Clean Currents Neighborhood Wind™ Gets More Neighborly
For the past two years, Clean Currents has offered customers the choice between being powered by National Wind RECs or Neighborhood Wind™. The main difference between the two product offers is the location of the energy generating wind farms.
Both our National Wind RECs and Neighborhood Wind™ products are Green-e Energy certified; the highest standard of renewable energy certification and verification. Whereas our National Wind RECs product is sourced from domestic wind farms located in the continental United States (specifically Elkhorn Ridge Wind Farm in Bloomfield, Nebraska, Adair County Wind Farm in Adair, Iowa, Benton County Wind Farm in Fowler, Indiana, Turkey Track Wind Farm in Blackwell, Texas, and the Heartland Consumers Power District in Wessington Springs, South Dakota), our Neighborhood Wind™ product was sourced from a regional wind farm called the Big Sky Wind Farm in Bureau & Lee Counties, Illinois. But we are happy to annonuce that our Neighborhood Wind™ product is now sourced from the Highland North Wind Farm in Cambria County, Pennsylvania (pictured below).
(© EverPower Wind Holdings, Inc.)
The Highland North Wind Farm, which is the source of our Neighborhood Wind™ product, is located within our regional electric grid otherwise known as the PJM electric grid. This means that the electricity that is produced by the wind turbines at Highland North is fed directly onto the same grid that our homes, businesses, shops, and schools pull power from. By choosing Clean Currents Neighborhood Wind™, you are helping to increase the share of renewable energy right here in our region.
The United States is split into ten regional Electric Power Markets. We live within the PJM electric grid, which covers all or most of Delaware, the District of Columbia, Maryland, New Jersey, Ohio, Pennsylvania, Virginia, and West Virginia as well as small portions of Indiana, Illinois, Kentucky, Michigan, and North Carolina. This grid serves over 50 million people and is the largest grid in North America. A grid is an interconnected network for delivering electricity from suppliers to consumers. There are three main components to a grid: 1) Electricity generation (power generating sources like coal, natural gas, and nuclear plants, hydro dams, wind farms, and solar fields), 2) Electric power transmission (high-tension transmission lines that move electricity over long distances, and 3) Electricity distribution (your local utility’s network of power lines). Washington, DC, Maryland, and Pennsylvania have deregulated electricity markets which means you can choose your electric supplier–competitive electric suppliers like Clean Currents cover the generation section of electric delivery to your home or business. Click HERE to learn how Clean Currents wind power at home works.

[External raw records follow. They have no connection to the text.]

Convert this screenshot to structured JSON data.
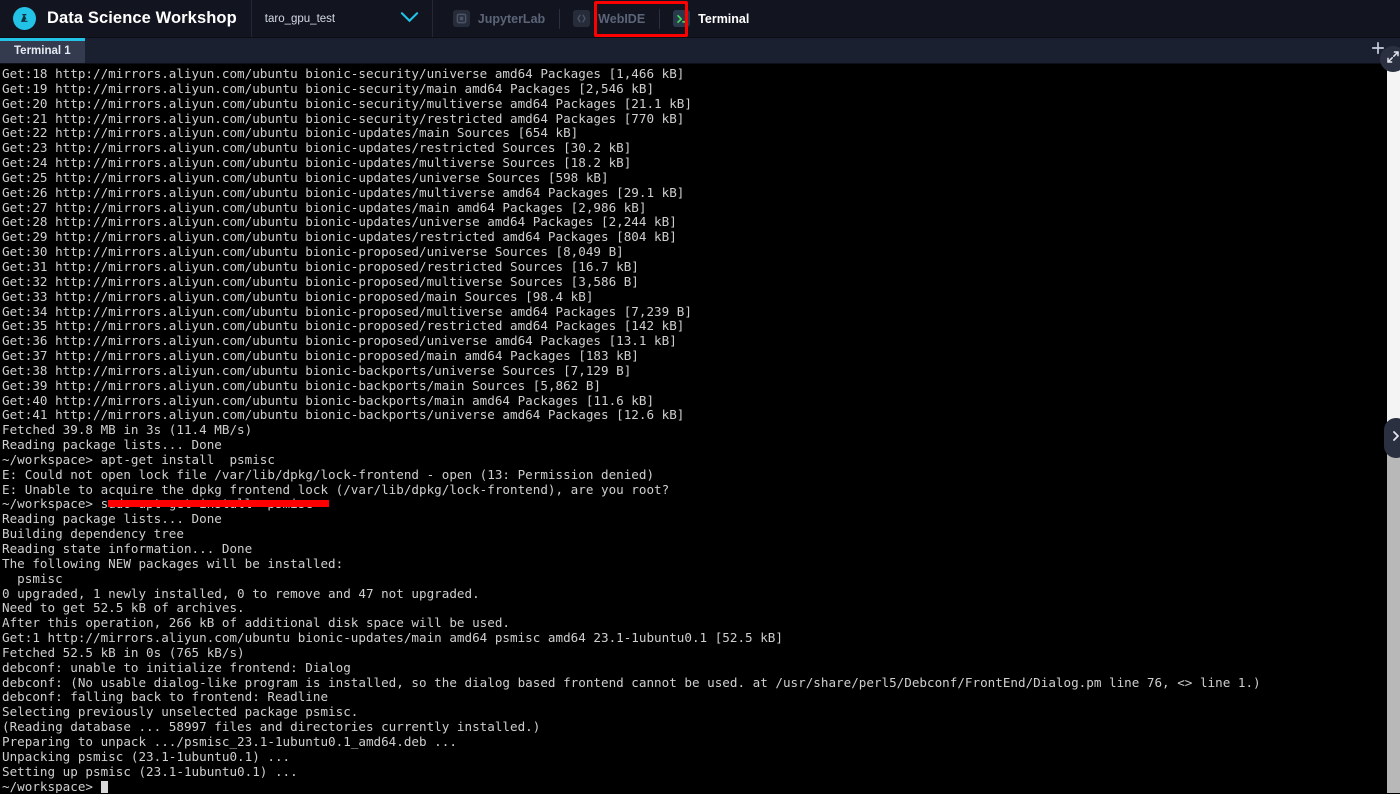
{
  "header": {
    "brand_title": "Data Science Workshop",
    "logo_icon": "workshop-logo-icon",
    "project_selector": {
      "value": "taro_gpu_test",
      "chevron_icon": "chevron-down-icon"
    },
    "app_tabs": [
      {
        "label": "JupyterLab",
        "icon": "jupyterlab-icon",
        "active": false,
        "disabled": true
      },
      {
        "label": "WebIDE",
        "icon": "webide-icon",
        "active": false,
        "disabled": true
      },
      {
        "label": "Terminal",
        "icon": "terminal-prompt-icon",
        "active": true,
        "disabled": false
      }
    ]
  },
  "tabstrip": {
    "tabs": [
      {
        "label": "Terminal 1",
        "active": true
      }
    ],
    "new_tab_label": "+",
    "new_tab_icon": "plus-icon"
  },
  "controls": {
    "expand_icon": "expand-diagonal-icon",
    "panel_toggle_icon": "chevron-right-icon",
    "scrollbar_name": "vertical-scrollbar"
  },
  "annotations": {
    "terminal_tab_highlight_color": "#ff0000",
    "sudo_command_underline_color": "#ff0000"
  },
  "colors": {
    "accent_cyan": "#22c3e6",
    "header_bg": "#121520",
    "tabstrip_bg": "#1b2030",
    "terminal_bg": "#000000",
    "terminal_fg": "#cfcfcf",
    "annotation_red": "#ff0000"
  },
  "terminal": {
    "prompt": "~/workspace>",
    "cursor_visible": true,
    "lines": [
      "Get:18 http://mirrors.aliyun.com/ubuntu bionic-security/universe amd64 Packages [1,466 kB]",
      "Get:19 http://mirrors.aliyun.com/ubuntu bionic-security/main amd64 Packages [2,546 kB]",
      "Get:20 http://mirrors.aliyun.com/ubuntu bionic-security/multiverse amd64 Packages [21.1 kB]",
      "Get:21 http://mirrors.aliyun.com/ubuntu bionic-security/restricted amd64 Packages [770 kB]",
      "Get:22 http://mirrors.aliyun.com/ubuntu bionic-updates/main Sources [654 kB]",
      "Get:23 http://mirrors.aliyun.com/ubuntu bionic-updates/restricted Sources [30.2 kB]",
      "Get:24 http://mirrors.aliyun.com/ubuntu bionic-updates/multiverse Sources [18.2 kB]",
      "Get:25 http://mirrors.aliyun.com/ubuntu bionic-updates/universe Sources [598 kB]",
      "Get:26 http://mirrors.aliyun.com/ubuntu bionic-updates/multiverse amd64 Packages [29.1 kB]",
      "Get:27 http://mirrors.aliyun.com/ubuntu bionic-updates/main amd64 Packages [2,986 kB]",
      "Get:28 http://mirrors.aliyun.com/ubuntu bionic-updates/universe amd64 Packages [2,244 kB]",
      "Get:29 http://mirrors.aliyun.com/ubuntu bionic-updates/restricted amd64 Packages [804 kB]",
      "Get:30 http://mirrors.aliyun.com/ubuntu bionic-proposed/universe Sources [8,049 B]",
      "Get:31 http://mirrors.aliyun.com/ubuntu bionic-proposed/restricted Sources [16.7 kB]",
      "Get:32 http://mirrors.aliyun.com/ubuntu bionic-proposed/multiverse Sources [3,586 B]",
      "Get:33 http://mirrors.aliyun.com/ubuntu bionic-proposed/main Sources [98.4 kB]",
      "Get:34 http://mirrors.aliyun.com/ubuntu bionic-proposed/multiverse amd64 Packages [7,239 B]",
      "Get:35 http://mirrors.aliyun.com/ubuntu bionic-proposed/restricted amd64 Packages [142 kB]",
      "Get:36 http://mirrors.aliyun.com/ubuntu bionic-proposed/universe amd64 Packages [13.1 kB]",
      "Get:37 http://mirrors.aliyun.com/ubuntu bionic-proposed/main amd64 Packages [183 kB]",
      "Get:38 http://mirrors.aliyun.com/ubuntu bionic-backports/universe Sources [7,129 B]",
      "Get:39 http://mirrors.aliyun.com/ubuntu bionic-backports/main Sources [5,862 B]",
      "Get:40 http://mirrors.aliyun.com/ubuntu bionic-backports/main amd64 Packages [11.6 kB]",
      "Get:41 http://mirrors.aliyun.com/ubuntu bionic-backports/universe amd64 Packages [12.6 kB]",
      "Fetched 39.8 MB in 3s (11.4 MB/s)",
      "Reading package lists... Done",
      "~/workspace> apt-get install  psmisc",
      "E: Could not open lock file /var/lib/dpkg/lock-frontend - open (13: Permission denied)",
      "E: Unable to acquire the dpkg frontend lock (/var/lib/dpkg/lock-frontend), are you root?",
      "~/workspace> sudo apt-get install  psmisc",
      "Reading package lists... Done",
      "Building dependency tree",
      "Reading state information... Done",
      "The following NEW packages will be installed:",
      "  psmisc",
      "0 upgraded, 1 newly installed, 0 to remove and 47 not upgraded.",
      "Need to get 52.5 kB of archives.",
      "After this operation, 266 kB of additional disk space will be used.",
      "Get:1 http://mirrors.aliyun.com/ubuntu bionic-updates/main amd64 psmisc amd64 23.1-1ubuntu0.1 [52.5 kB]",
      "Fetched 52.5 kB in 0s (765 kB/s)",
      "debconf: unable to initialize frontend: Dialog",
      "debconf: (No usable dialog-like program is installed, so the dialog based frontend cannot be used. at /usr/share/perl5/Debconf/FrontEnd/Dialog.pm line 76, <> line 1.)",
      "debconf: falling back to frontend: Readline",
      "Selecting previously unselected package psmisc.",
      "(Reading database ... 58997 files and directories currently installed.)",
      "Preparing to unpack .../psmisc_23.1-1ubuntu0.1_amd64.deb ...",
      "Unpacking psmisc (23.1-1ubuntu0.1) ...",
      "Setting up psmisc (23.1-1ubuntu0.1) ..."
    ]
  }
}
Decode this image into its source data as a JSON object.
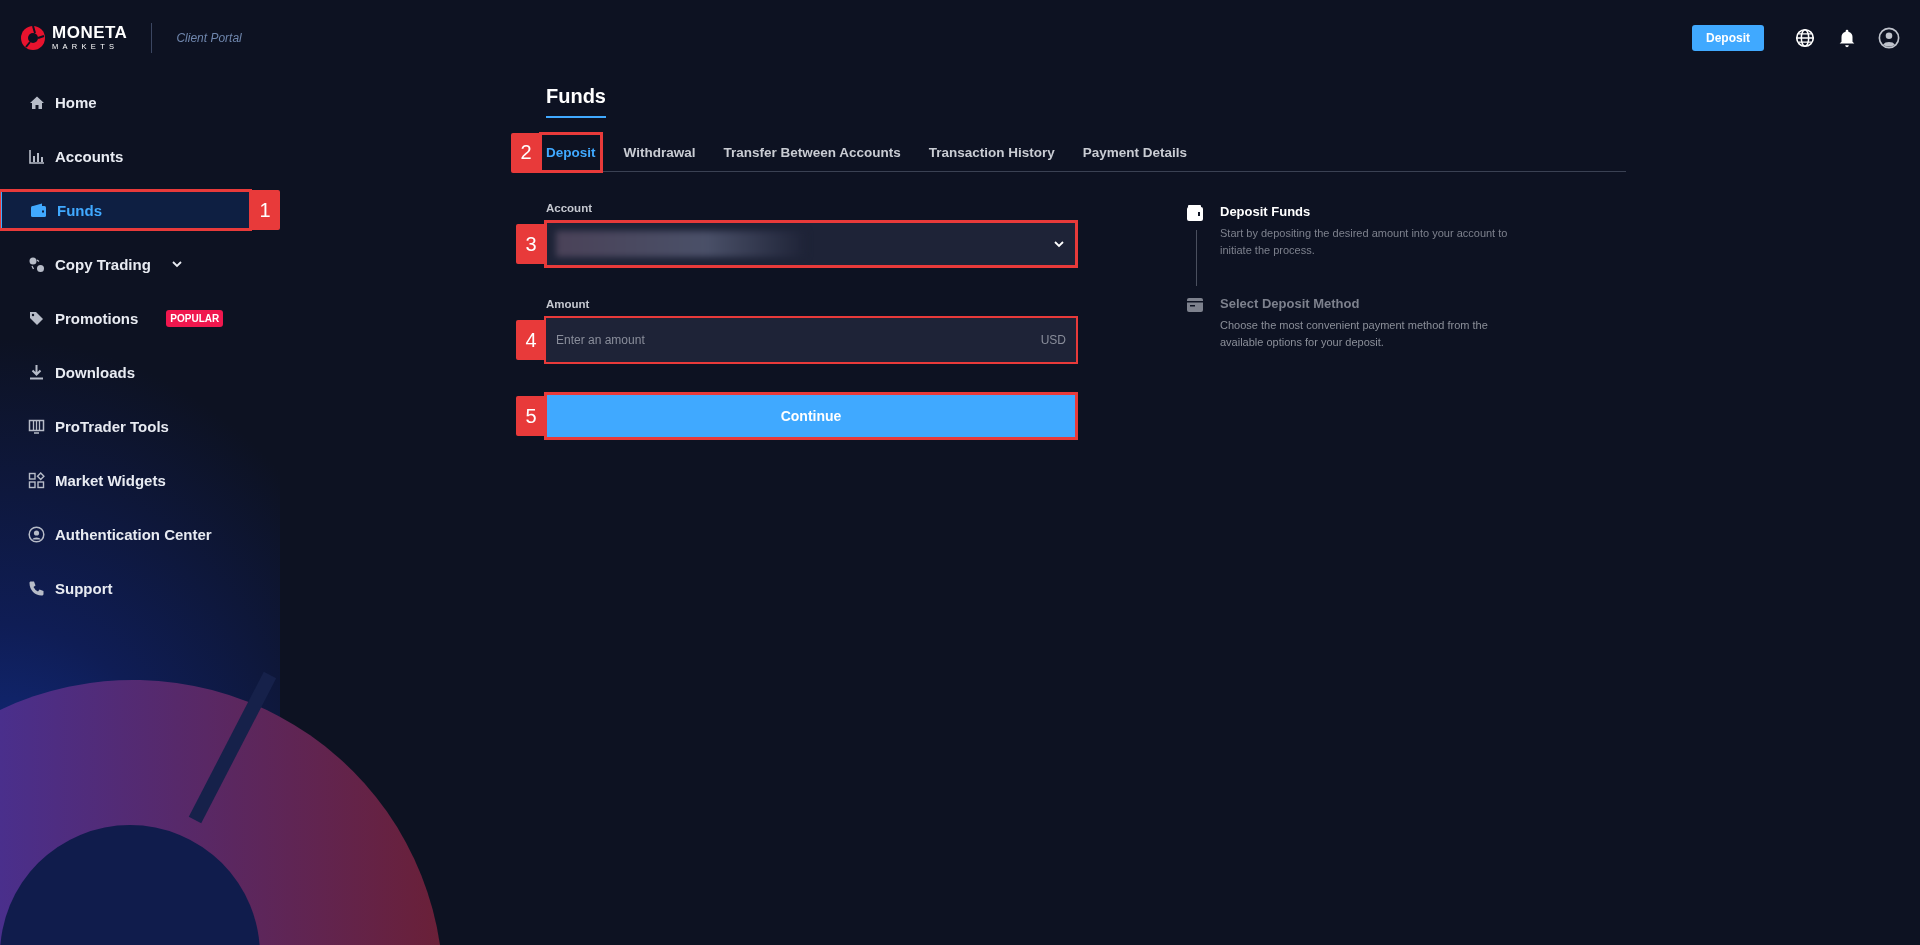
{
  "header": {
    "brand": "MONETA",
    "brand_sub": "MARKETS",
    "portal_label": "Client Portal",
    "deposit_button": "Deposit"
  },
  "sidebar": {
    "items": [
      {
        "label": "Home",
        "kind": "link",
        "selected": false
      },
      {
        "label": "Accounts",
        "kind": "link",
        "selected": false
      },
      {
        "label": "Funds",
        "kind": "link",
        "selected": true,
        "annotation": "1"
      },
      {
        "label": "Copy Trading",
        "kind": "group",
        "selected": false,
        "expanded": false
      },
      {
        "label": "Promotions",
        "kind": "link",
        "selected": false,
        "badge": "POPULAR"
      },
      {
        "label": "Downloads",
        "kind": "link",
        "selected": false
      },
      {
        "label": "ProTrader Tools",
        "kind": "link",
        "selected": false
      },
      {
        "label": "Market Widgets",
        "kind": "link",
        "selected": false
      },
      {
        "label": "Authentication Center",
        "kind": "link",
        "selected": false
      },
      {
        "label": "Support",
        "kind": "link",
        "selected": false
      }
    ]
  },
  "page": {
    "title": "Funds",
    "tabs": [
      {
        "label": "Deposit",
        "selected": true,
        "annotation": "2"
      },
      {
        "label": "Withdrawal",
        "selected": false
      },
      {
        "label": "Transfer Between Accounts",
        "selected": false
      },
      {
        "label": "Transaction History",
        "selected": false
      },
      {
        "label": "Payment Details",
        "selected": false
      }
    ],
    "form": {
      "fields": [
        {
          "kind": "select",
          "label": "Account",
          "redacted": true,
          "annotation": "3"
        },
        {
          "kind": "input",
          "label": "Amount",
          "placeholder": "Enter an amount",
          "suffix": "USD",
          "annotation": "4"
        }
      ],
      "submit": {
        "label": "Continue",
        "annotation": "5"
      }
    },
    "steps": [
      {
        "title": "Deposit Funds",
        "description": "Start by depositing the desired amount into your account to initiate the process.",
        "active": true
      },
      {
        "title": "Select Deposit Method",
        "description": "Choose the most convenient payment method from the available options for your deposit.",
        "active": false
      }
    ]
  }
}
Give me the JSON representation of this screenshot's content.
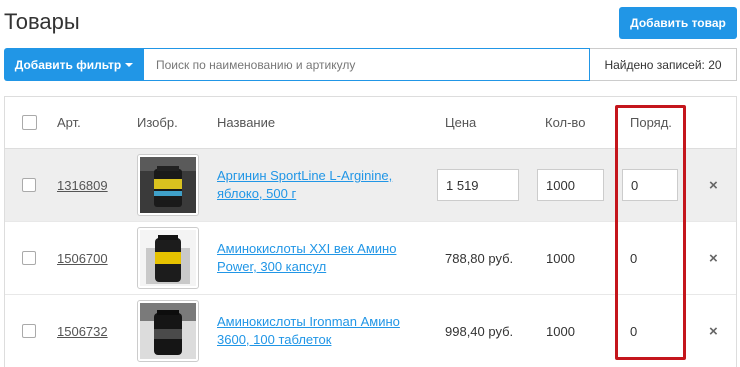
{
  "header": {
    "title": "Товары",
    "add_product_label": "Добавить товар"
  },
  "filter": {
    "add_filter_label": "Добавить фильтр",
    "search_placeholder": "Поиск по наименованию и артикулу",
    "found_text": "Найдено записей: 20"
  },
  "table": {
    "columns": {
      "article": "Арт.",
      "image": "Изобр.",
      "name": "Название",
      "price": "Цена",
      "quantity": "Кол-во",
      "order": "Поряд."
    },
    "rows": [
      {
        "article": "1316809",
        "name_line1": "Аргинин SportLine L-Arginine,",
        "name_line2": "яблоко, 500 г",
        "price": "1 519",
        "quantity": "1000",
        "order": "0",
        "editing": true,
        "thumb_label": "L-ARGININE"
      },
      {
        "article": "1506700",
        "name_line1": "Аминокислоты XXI век Амино",
        "name_line2": "Power, 300 капсул",
        "price": "788,80 руб.",
        "quantity": "1000",
        "order": "0",
        "editing": false,
        "thumb_label": "AMINO POWER"
      },
      {
        "article": "1506732",
        "name_line1": "Аминокислоты Ironman Амино",
        "name_line2": "3600, 100 таблеток",
        "price": "998,40 руб.",
        "quantity": "1000",
        "order": "0",
        "editing": false,
        "thumb_label": "AMINO 3600"
      }
    ],
    "delete_icon": "×"
  },
  "colors": {
    "accent": "#2196e6",
    "highlight_frame": "#c4161c",
    "row_highlight": "#eeeeee"
  }
}
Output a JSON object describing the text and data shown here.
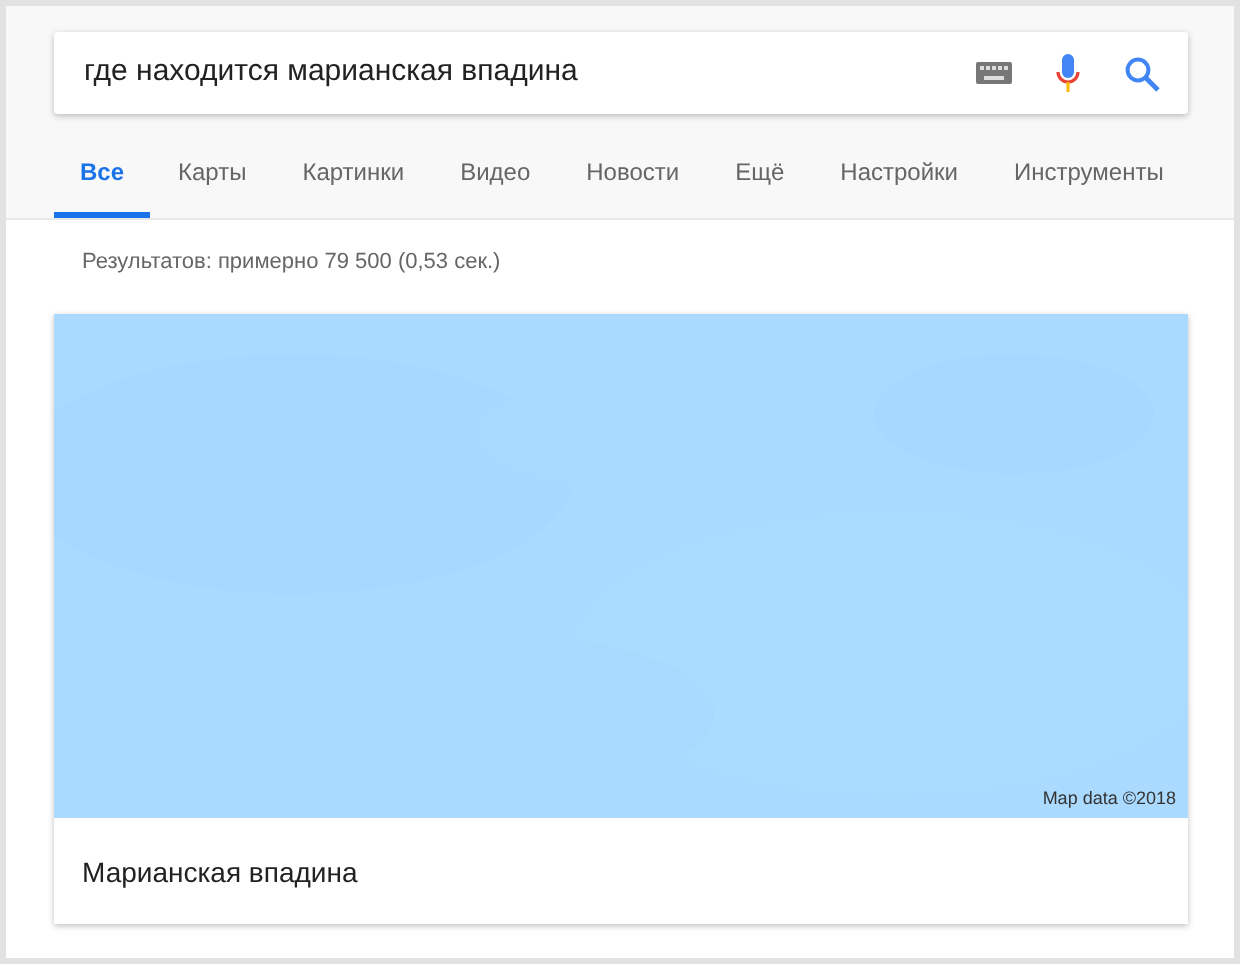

So while our National Wind RECs product is sourced from wind farms that produce home-grown wind power, they are not sited within our regional power grid – which means that the electrons produced by these wind turbines are not placed onto our regional PJM grid. With our National Wind RECs product you are getting the Renewable energy credits (RECs), which are created when 1,000 kilowatt hours (kWhs) of wind power from these farms is generated, and the associated environmental benefits. Wind developers across the country rely on REC sales to operate and expand their wind power production as RECs help offset the high upfront costs of building wind turbines. So when you choose our National Wind RECs product, you are helping build more wind power facilities which in turn displace non-renewable sources of electricity.
There are no large wind farms located within the immediate Washington, DC, Baltimore, or Philadelphia metro areas, but the Highland North Wind Farm, located in Summerhill Pennsylvania, is one of the nearest utility-scale wind farms to us. By choosing our Neighborhood Wind™ product you are directly supporting its continued existence and future expansion.
The choice is yours between Neighborhood Wind™ or National Wind RECs, but the results are the same – greater demand for clean, renewable wind power across the United States.